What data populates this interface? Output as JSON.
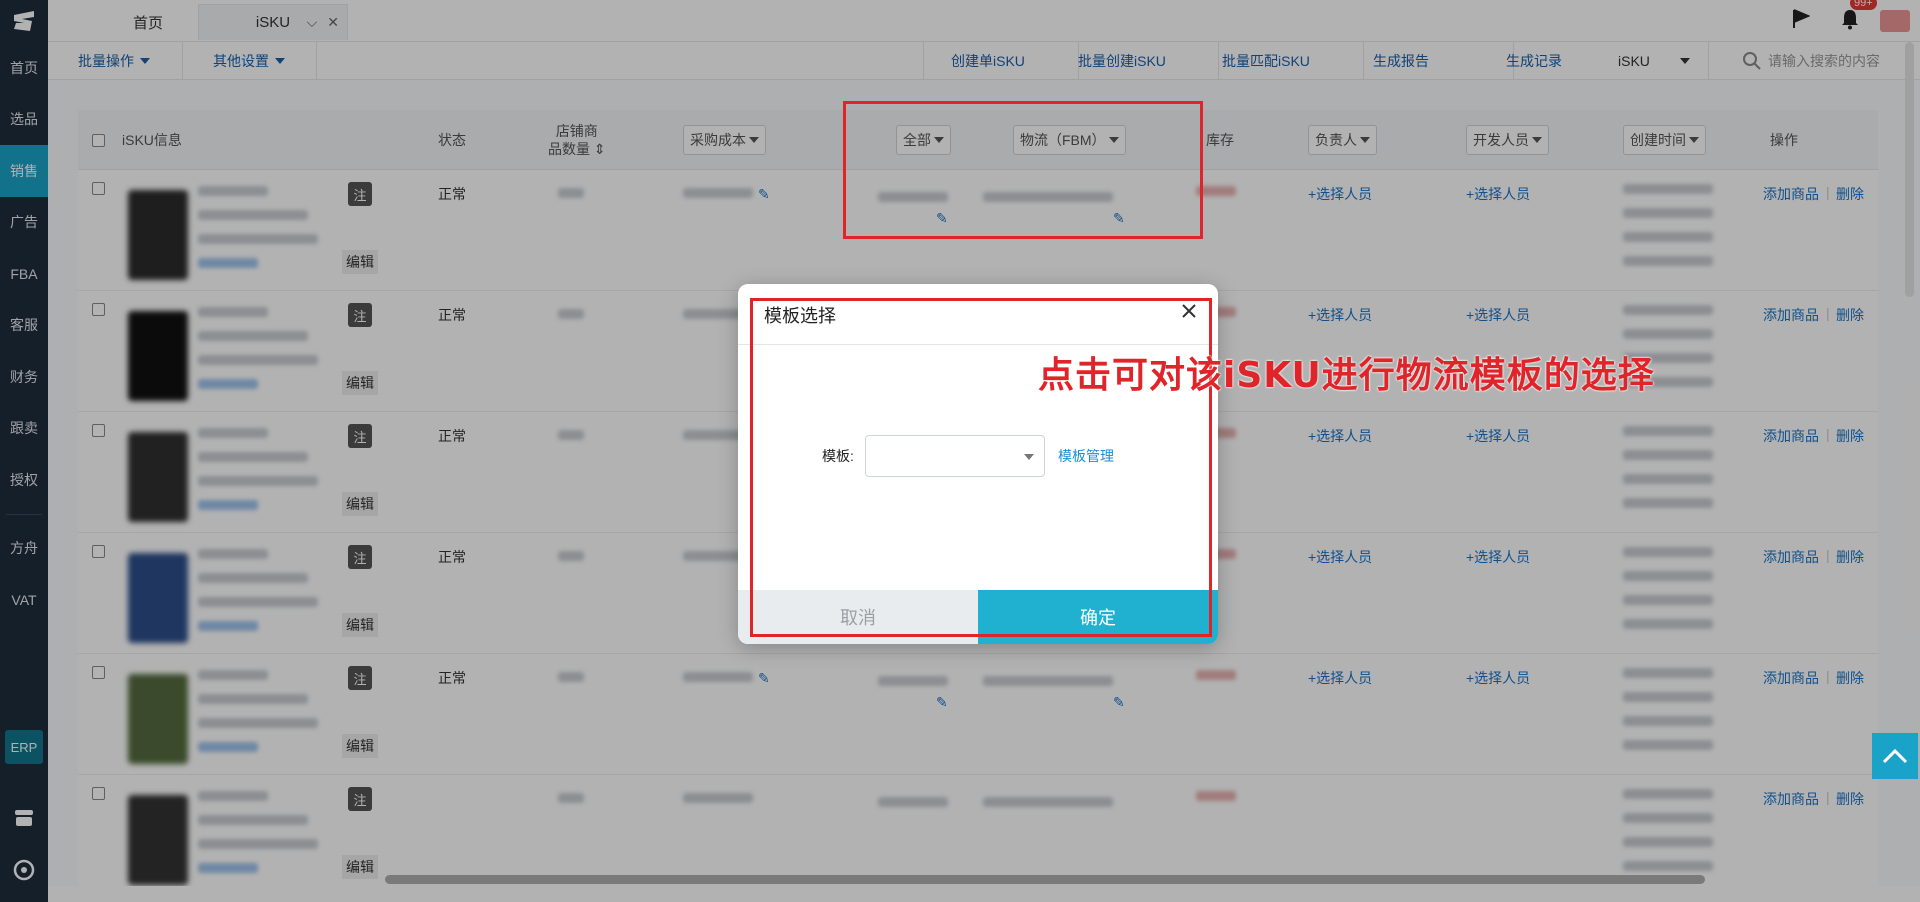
{
  "sidebar": {
    "items": [
      {
        "label": "首页"
      },
      {
        "label": "选品"
      },
      {
        "label": "销售"
      },
      {
        "label": "广告"
      },
      {
        "label": "FBA"
      },
      {
        "label": "客服"
      },
      {
        "label": "财务"
      },
      {
        "label": "跟卖"
      },
      {
        "label": "授权"
      },
      {
        "label": "方舟"
      },
      {
        "label": "VAT"
      }
    ],
    "active": "销售",
    "erp_label": "ERP"
  },
  "tabs": {
    "home": "首页",
    "isku": "iSKU"
  },
  "notifications": {
    "badge": "99+"
  },
  "toolbar": {
    "bulk_ops": "批量操作",
    "other_settings": "其他设置",
    "create_single": "创建单iSKU",
    "bulk_create": "批量创建iSKU",
    "bulk_match": "批量匹配iSKU",
    "gen_report": "生成报告",
    "gen_record": "生成记录",
    "scope_select": "iSKU",
    "search_placeholder": "请输入搜索的内容"
  },
  "table": {
    "headers": {
      "info": "iSKU信息",
      "status": "状态",
      "shop_count_line1": "店铺商",
      "shop_count_line2": "品数量",
      "purchase_cost": "采购成本",
      "all": "全部",
      "logistics": "物流（FBM）",
      "stock": "库存",
      "owner": "负责人",
      "developer": "开发人员",
      "created_time": "创建时间",
      "actions": "操作"
    },
    "rows": [
      {
        "tag": "注",
        "edit": "编辑",
        "status": "正常",
        "owner": "+选择人员",
        "developer": "+选择人员",
        "add": "添加商品",
        "delete": "删除"
      },
      {
        "tag": "注",
        "edit": "编辑",
        "status": "正常",
        "owner": "+选择人员",
        "developer": "+选择人员",
        "add": "添加商品",
        "delete": "删除"
      },
      {
        "tag": "注",
        "edit": "编辑",
        "status": "正常",
        "owner": "+选择人员",
        "developer": "+选择人员",
        "add": "添加商品",
        "delete": "删除"
      },
      {
        "tag": "注",
        "edit": "编辑",
        "status": "正常",
        "owner": "+选择人员",
        "developer": "+选择人员",
        "add": "添加商品",
        "delete": "删除"
      },
      {
        "tag": "注",
        "edit": "编辑",
        "status": "正常",
        "owner": "+选择人员",
        "developer": "+选择人员",
        "add": "添加商品",
        "delete": "删除"
      },
      {
        "tag": "注",
        "edit": "编辑",
        "status": "",
        "owner": "",
        "developer": "",
        "add": "添加商品",
        "delete": "删除"
      }
    ]
  },
  "modal": {
    "title": "模板选择",
    "field_label": "模板:",
    "select_value": "",
    "manage_link": "模板管理",
    "cancel": "取消",
    "confirm": "确定"
  },
  "annotation": {
    "text": "点击可对该iSKU进行物流模板的选择",
    "color": "#e0252a"
  },
  "colors": {
    "sidebar_bg": "#1f2d3d",
    "accent": "#1fb1cf",
    "link": "#1a73c8"
  }
}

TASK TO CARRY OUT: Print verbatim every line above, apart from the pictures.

ANSWER SECTION:
What data populates this interface? Output as JSON.
{
  "sidebar": {
    "items": [
      {
        "label": "首页"
      },
      {
        "label": "选品"
      },
      {
        "label": "销售"
      },
      {
        "label": "广告"
      },
      {
        "label": "FBA"
      },
      {
        "label": "客服"
      },
      {
        "label": "财务"
      },
      {
        "label": "跟卖"
      },
      {
        "label": "授权"
      },
      {
        "label": "方舟"
      },
      {
        "label": "VAT"
      }
    ],
    "active": "销售",
    "erp_label": "ERP"
  },
  "tabs": {
    "home": "首页",
    "isku": "iSKU"
  },
  "notifications": {
    "badge": "99+"
  },
  "toolbar": {
    "bulk_ops": "批量操作",
    "other_settings": "其他设置",
    "create_single": "创建单iSKU",
    "bulk_create": "批量创建iSKU",
    "bulk_match": "批量匹配iSKU",
    "gen_report": "生成报告",
    "gen_record": "生成记录",
    "scope_select": "iSKU",
    "search_placeholder": "请输入搜索的内容"
  },
  "table": {
    "headers": {
      "info": "iSKU信息",
      "status": "状态",
      "shop_count_line1": "店铺商",
      "shop_count_line2": "品数量",
      "purchase_cost": "采购成本",
      "all": "全部",
      "logistics": "物流（FBM）",
      "stock": "库存",
      "owner": "负责人",
      "developer": "开发人员",
      "created_time": "创建时间",
      "actions": "操作"
    },
    "rows": [
      {
        "tag": "注",
        "edit": "编辑",
        "status": "正常",
        "owner": "+选择人员",
        "developer": "+选择人员",
        "add": "添加商品",
        "delete": "删除"
      },
      {
        "tag": "注",
        "edit": "编辑",
        "status": "正常",
        "owner": "+选择人员",
        "developer": "+选择人员",
        "add": "添加商品",
        "delete": "删除"
      },
      {
        "tag": "注",
        "edit": "编辑",
        "status": "正常",
        "owner": "+选择人员",
        "developer": "+选择人员",
        "add": "添加商品",
        "delete": "删除"
      },
      {
        "tag": "注",
        "edit": "编辑",
        "status": "正常",
        "owner": "+选择人员",
        "developer": "+选择人员",
        "add": "添加商品",
        "delete": "删除"
      },
      {
        "tag": "注",
        "edit": "编辑",
        "status": "正常",
        "owner": "+选择人员",
        "developer": "+选择人员",
        "add": "添加商品",
        "delete": "删除"
      },
      {
        "tag": "注",
        "edit": "编辑",
        "status": "",
        "owner": "",
        "developer": "",
        "add": "添加商品",
        "delete": "删除"
      }
    ]
  },
  "modal": {
    "title": "模板选择",
    "field_label": "模板:",
    "select_value": "",
    "manage_link": "模板管理",
    "cancel": "取消",
    "confirm": "确定"
  },
  "annotation": {
    "text": "点击可对该iSKU进行物流模板的选择",
    "color": "#e0252a"
  },
  "colors": {
    "sidebar_bg": "#1f2d3d",
    "accent": "#1fb1cf",
    "link": "#1a73c8"
  }
}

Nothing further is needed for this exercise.